Look at each line of the records and count those with "Dashboard" in them. Please answer with the count alone.

Data records for software interfaces
>>>>

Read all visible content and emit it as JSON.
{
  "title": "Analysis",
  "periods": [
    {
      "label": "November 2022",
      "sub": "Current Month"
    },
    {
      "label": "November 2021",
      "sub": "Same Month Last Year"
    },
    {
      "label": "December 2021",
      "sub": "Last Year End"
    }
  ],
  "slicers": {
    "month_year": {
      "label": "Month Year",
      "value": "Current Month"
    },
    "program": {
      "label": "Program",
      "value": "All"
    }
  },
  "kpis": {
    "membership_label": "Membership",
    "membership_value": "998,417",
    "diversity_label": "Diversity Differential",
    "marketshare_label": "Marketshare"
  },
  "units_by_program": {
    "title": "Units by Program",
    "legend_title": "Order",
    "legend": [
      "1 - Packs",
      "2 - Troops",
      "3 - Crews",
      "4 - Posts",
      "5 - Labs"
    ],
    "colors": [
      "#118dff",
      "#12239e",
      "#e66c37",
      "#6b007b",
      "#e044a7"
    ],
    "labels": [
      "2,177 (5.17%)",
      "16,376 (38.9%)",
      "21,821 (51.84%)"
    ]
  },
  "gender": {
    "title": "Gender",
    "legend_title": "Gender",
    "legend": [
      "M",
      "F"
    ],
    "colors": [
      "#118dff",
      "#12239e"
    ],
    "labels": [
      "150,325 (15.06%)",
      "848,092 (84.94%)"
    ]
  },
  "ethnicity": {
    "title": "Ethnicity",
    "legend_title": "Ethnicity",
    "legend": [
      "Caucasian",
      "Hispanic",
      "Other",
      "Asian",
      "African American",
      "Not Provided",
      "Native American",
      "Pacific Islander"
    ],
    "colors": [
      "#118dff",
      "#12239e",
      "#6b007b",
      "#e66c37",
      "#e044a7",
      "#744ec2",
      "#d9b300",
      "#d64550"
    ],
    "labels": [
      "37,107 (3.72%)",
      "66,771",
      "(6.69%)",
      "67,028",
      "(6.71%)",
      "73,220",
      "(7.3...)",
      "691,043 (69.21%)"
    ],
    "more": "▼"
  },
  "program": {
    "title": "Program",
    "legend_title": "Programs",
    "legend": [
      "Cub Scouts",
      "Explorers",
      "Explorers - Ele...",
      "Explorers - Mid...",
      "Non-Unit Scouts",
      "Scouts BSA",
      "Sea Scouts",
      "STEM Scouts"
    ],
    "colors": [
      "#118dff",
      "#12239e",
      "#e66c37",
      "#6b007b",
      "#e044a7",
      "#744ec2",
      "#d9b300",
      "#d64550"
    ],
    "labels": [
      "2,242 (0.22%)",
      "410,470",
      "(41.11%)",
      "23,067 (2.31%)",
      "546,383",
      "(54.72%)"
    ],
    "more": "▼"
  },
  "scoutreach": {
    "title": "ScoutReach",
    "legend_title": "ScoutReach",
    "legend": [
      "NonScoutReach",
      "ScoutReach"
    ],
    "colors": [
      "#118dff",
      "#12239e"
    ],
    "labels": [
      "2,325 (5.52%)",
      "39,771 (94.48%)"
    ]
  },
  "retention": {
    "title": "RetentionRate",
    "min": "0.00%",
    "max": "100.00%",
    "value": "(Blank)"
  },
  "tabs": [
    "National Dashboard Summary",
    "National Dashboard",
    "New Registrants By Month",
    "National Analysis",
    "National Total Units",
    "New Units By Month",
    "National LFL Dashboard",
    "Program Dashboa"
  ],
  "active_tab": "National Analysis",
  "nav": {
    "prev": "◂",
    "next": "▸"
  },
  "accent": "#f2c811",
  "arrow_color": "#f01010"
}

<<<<
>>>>

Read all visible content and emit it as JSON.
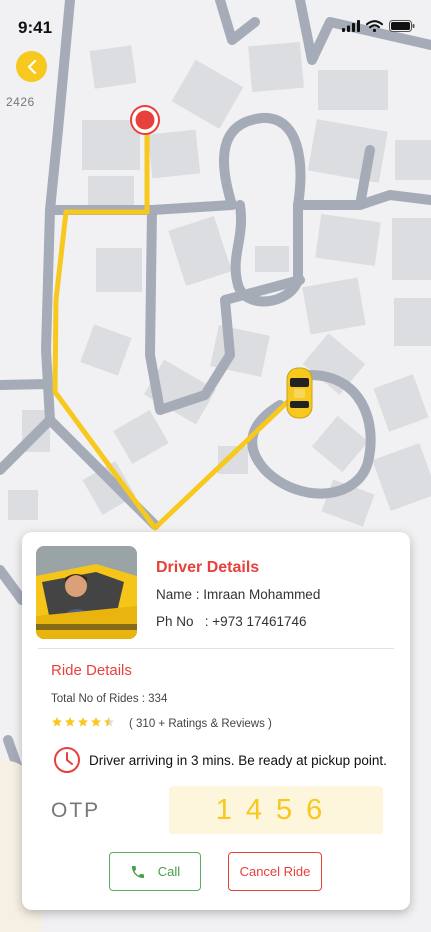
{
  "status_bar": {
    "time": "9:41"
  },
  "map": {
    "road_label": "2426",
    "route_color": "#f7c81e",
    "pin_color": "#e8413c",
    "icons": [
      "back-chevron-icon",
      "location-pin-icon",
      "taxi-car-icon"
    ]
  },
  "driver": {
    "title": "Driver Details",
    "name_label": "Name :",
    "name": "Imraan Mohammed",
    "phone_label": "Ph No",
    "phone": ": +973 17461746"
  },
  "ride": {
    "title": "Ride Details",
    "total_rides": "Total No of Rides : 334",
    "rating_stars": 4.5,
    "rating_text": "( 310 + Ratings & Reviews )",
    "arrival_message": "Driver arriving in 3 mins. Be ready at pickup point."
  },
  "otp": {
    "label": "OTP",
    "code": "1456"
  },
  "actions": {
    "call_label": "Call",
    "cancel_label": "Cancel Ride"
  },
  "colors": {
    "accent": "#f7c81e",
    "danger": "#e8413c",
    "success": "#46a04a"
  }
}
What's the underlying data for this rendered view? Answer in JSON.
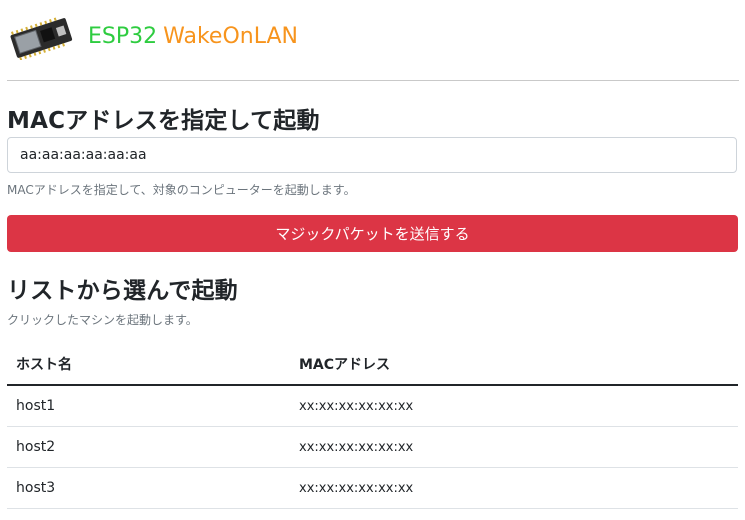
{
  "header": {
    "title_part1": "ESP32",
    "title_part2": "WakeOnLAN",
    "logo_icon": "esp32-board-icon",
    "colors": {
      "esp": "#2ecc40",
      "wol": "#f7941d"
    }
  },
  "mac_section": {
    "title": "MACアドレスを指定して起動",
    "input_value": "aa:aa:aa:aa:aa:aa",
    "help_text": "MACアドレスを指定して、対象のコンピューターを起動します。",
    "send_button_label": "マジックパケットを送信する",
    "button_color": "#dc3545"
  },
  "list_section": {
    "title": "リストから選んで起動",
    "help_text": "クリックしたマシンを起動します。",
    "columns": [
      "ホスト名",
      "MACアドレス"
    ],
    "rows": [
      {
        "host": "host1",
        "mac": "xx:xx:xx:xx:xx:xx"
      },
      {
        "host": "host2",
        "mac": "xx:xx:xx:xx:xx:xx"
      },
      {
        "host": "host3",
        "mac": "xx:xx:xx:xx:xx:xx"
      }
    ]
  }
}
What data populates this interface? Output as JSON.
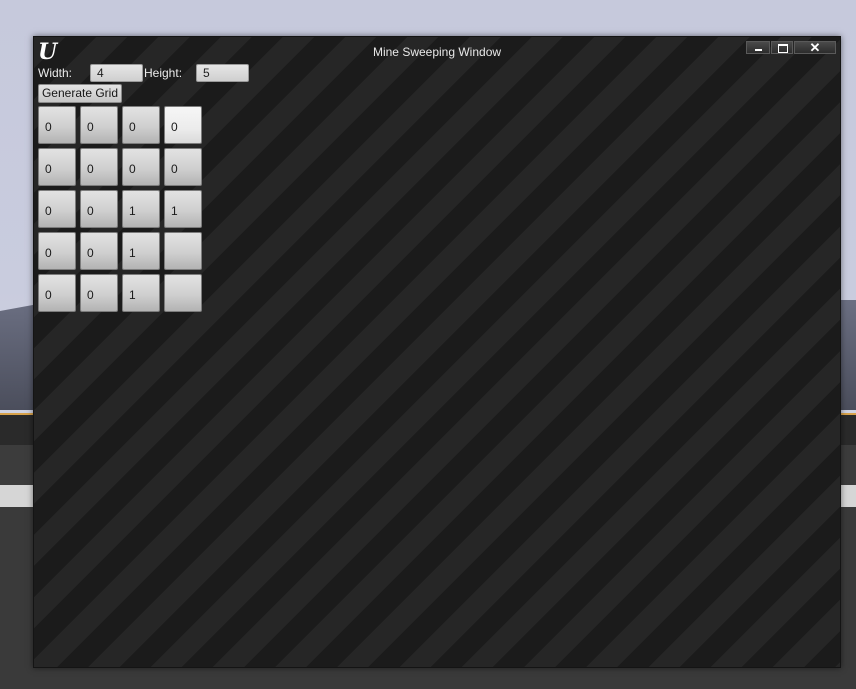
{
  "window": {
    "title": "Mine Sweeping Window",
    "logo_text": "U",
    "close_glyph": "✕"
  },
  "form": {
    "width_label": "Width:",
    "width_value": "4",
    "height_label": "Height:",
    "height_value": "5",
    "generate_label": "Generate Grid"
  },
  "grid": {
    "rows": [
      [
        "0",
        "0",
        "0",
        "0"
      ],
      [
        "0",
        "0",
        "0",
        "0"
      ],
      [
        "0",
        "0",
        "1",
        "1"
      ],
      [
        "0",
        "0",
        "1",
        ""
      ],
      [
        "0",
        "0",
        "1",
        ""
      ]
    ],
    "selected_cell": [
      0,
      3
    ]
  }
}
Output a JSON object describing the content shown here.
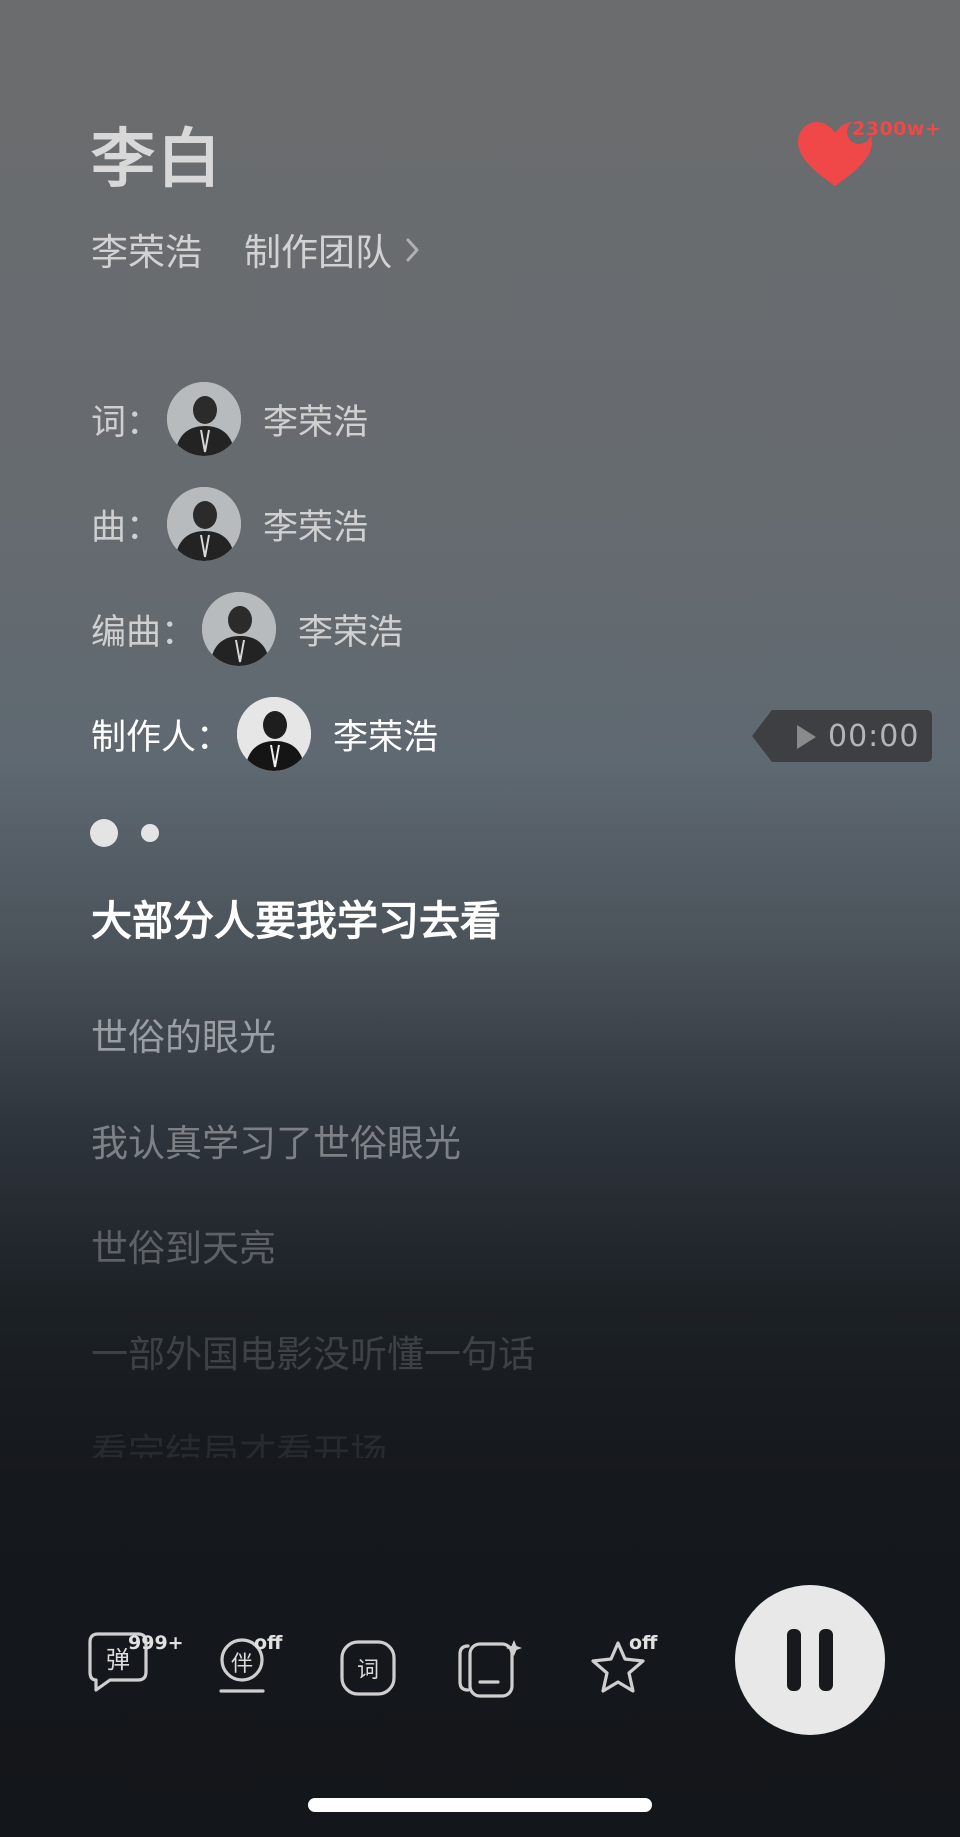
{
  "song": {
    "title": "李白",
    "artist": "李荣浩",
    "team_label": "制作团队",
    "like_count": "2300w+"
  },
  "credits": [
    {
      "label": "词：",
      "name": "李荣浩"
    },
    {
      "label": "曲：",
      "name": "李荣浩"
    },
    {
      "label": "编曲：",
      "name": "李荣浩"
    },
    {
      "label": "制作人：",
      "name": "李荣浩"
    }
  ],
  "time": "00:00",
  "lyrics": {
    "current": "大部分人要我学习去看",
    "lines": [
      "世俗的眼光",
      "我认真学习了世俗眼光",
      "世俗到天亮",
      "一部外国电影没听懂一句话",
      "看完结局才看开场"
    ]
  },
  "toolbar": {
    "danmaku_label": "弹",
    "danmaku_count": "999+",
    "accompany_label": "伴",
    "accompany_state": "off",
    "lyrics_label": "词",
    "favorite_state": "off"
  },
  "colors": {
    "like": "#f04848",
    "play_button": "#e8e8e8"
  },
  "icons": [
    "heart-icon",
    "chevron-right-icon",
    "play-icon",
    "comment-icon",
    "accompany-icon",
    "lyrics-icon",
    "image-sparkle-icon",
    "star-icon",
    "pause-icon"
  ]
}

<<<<

SOLUTION TO THE EXERCISE: 3